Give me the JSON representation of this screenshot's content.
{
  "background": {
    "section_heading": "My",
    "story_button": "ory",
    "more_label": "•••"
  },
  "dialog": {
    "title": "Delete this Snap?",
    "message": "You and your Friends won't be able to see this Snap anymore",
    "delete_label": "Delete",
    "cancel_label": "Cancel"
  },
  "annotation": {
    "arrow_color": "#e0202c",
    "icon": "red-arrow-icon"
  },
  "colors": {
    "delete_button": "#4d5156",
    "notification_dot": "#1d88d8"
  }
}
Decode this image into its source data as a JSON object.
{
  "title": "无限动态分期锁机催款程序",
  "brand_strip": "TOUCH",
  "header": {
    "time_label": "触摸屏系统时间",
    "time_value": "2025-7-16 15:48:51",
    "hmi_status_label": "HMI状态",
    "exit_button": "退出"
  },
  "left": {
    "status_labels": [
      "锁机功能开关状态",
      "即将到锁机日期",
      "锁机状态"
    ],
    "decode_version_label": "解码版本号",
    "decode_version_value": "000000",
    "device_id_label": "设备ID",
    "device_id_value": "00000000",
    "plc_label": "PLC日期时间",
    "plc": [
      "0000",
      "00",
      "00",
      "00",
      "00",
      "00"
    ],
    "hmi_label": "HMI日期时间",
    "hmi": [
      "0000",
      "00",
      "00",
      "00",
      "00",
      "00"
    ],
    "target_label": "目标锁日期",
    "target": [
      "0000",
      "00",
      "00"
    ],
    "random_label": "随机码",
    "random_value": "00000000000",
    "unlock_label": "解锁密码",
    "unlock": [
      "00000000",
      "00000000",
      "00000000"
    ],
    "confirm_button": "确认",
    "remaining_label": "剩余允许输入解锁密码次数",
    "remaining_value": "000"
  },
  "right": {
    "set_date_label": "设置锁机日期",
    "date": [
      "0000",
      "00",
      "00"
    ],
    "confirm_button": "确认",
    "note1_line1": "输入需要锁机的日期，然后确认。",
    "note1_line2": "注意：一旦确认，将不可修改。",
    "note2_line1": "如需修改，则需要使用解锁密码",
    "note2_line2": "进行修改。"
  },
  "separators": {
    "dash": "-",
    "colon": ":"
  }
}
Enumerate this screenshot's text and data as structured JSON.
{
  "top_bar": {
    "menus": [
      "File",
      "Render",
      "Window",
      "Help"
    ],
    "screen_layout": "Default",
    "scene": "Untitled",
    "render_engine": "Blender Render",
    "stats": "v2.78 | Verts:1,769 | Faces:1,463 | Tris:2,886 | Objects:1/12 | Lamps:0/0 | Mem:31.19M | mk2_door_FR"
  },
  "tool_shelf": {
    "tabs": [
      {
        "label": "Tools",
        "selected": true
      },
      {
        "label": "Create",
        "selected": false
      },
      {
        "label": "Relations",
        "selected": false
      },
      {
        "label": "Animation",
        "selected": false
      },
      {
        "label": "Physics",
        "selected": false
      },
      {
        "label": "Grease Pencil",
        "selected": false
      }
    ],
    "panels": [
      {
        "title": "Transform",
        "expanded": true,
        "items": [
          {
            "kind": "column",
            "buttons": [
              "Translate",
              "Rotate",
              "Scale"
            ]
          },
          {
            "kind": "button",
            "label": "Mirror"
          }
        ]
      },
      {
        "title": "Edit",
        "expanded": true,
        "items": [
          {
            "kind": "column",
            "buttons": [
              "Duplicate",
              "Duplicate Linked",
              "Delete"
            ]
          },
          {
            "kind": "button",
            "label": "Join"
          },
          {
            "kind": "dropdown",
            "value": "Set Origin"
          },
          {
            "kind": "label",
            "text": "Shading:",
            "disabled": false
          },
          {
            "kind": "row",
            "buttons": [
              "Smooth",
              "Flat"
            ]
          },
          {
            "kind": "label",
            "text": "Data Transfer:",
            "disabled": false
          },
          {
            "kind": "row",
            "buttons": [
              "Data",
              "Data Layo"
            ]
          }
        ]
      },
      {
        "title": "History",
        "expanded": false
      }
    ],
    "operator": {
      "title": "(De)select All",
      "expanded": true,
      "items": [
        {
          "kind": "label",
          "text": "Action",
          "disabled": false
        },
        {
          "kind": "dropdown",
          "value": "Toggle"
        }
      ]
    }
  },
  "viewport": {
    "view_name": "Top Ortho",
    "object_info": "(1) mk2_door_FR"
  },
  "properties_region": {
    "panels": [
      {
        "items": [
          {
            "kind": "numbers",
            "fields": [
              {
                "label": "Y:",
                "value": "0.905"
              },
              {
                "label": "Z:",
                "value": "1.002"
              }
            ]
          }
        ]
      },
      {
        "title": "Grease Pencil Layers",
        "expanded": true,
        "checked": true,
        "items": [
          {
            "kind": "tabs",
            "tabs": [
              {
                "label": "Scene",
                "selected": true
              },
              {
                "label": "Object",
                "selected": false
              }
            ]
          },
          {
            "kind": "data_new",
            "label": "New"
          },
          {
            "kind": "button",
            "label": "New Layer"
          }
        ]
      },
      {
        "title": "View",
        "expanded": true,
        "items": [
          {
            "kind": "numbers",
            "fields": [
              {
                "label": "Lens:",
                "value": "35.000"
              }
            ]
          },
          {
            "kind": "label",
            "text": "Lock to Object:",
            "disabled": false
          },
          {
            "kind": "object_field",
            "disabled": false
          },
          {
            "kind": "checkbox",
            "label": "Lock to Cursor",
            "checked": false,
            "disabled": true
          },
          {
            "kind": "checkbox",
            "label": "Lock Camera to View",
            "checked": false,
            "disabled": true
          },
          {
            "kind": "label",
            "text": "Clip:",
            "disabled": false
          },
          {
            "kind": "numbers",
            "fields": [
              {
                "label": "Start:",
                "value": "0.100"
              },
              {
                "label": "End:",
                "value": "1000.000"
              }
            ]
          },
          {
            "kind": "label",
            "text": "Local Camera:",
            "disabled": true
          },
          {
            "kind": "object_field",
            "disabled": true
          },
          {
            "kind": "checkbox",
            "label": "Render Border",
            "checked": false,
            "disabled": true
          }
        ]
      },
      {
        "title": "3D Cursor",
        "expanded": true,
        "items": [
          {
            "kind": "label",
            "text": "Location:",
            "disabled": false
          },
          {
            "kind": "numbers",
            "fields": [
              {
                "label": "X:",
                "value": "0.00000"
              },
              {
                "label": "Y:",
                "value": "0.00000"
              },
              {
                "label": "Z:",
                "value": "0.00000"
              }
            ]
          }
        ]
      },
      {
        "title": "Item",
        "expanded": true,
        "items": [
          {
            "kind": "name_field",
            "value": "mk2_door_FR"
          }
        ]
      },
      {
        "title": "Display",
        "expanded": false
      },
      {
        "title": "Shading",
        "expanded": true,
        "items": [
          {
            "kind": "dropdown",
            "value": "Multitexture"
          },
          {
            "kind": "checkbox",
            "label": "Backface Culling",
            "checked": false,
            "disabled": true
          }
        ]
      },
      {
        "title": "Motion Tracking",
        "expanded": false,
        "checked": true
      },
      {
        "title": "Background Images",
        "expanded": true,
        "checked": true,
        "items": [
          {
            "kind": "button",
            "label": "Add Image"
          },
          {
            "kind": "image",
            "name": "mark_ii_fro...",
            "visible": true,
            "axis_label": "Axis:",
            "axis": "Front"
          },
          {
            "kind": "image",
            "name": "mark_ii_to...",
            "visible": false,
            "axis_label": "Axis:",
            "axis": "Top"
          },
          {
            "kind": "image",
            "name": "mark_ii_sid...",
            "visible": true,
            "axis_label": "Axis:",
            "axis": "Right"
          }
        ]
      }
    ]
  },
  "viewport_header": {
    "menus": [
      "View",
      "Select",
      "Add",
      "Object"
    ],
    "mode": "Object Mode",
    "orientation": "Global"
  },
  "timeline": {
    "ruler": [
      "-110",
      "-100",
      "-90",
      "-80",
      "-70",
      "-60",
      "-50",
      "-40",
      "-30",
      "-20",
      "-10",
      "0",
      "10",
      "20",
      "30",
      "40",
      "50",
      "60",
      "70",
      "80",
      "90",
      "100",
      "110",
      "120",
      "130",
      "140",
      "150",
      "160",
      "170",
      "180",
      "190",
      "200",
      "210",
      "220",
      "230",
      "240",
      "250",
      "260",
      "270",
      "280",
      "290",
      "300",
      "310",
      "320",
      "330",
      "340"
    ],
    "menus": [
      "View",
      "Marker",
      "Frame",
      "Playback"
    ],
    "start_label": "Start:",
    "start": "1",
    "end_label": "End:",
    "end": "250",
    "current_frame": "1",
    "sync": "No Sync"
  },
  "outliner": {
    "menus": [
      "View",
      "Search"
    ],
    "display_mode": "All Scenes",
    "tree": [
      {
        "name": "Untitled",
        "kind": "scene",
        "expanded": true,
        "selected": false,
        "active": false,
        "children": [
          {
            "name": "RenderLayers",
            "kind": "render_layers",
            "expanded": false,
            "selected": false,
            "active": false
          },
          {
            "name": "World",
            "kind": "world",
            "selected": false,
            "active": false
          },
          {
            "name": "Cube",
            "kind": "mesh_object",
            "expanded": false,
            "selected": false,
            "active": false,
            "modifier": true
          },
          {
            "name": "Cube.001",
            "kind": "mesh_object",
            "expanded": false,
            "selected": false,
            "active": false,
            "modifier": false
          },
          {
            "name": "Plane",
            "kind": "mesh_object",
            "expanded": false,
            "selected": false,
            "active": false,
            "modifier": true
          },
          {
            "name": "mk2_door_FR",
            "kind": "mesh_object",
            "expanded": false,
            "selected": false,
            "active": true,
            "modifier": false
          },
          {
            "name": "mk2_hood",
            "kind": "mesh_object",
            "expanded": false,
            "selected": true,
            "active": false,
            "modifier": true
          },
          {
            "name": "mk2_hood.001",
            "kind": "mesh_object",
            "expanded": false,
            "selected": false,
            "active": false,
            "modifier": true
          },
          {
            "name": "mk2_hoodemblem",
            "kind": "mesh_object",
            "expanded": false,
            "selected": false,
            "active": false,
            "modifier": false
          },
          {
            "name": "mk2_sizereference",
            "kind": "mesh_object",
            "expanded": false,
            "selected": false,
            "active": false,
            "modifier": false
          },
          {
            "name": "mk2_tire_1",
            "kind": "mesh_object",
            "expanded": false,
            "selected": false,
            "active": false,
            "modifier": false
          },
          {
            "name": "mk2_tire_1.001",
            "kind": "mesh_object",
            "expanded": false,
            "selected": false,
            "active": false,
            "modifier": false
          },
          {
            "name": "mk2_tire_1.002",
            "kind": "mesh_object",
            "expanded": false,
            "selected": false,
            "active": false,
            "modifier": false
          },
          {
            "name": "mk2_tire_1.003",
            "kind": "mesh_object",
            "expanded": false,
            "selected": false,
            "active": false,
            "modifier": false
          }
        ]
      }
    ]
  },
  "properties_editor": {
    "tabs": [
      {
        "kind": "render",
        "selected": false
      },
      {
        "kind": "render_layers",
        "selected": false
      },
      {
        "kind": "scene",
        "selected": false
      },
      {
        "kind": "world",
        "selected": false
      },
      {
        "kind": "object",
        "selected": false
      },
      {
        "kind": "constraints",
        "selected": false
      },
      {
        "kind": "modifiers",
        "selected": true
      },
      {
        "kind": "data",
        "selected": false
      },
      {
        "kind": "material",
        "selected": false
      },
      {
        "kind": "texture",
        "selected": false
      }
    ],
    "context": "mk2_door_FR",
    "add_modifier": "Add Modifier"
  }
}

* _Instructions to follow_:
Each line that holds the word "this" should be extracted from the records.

* _Expected answer_:
Give me the JSON representation of this screenshot's content.
    "title": "Delete this Snap?",
    "message": "You and your Friends won't be able to see this Snap anymore",
Decode this image into its source data as a JSON object.
Enumerate this screenshot's text and data as structured JSON.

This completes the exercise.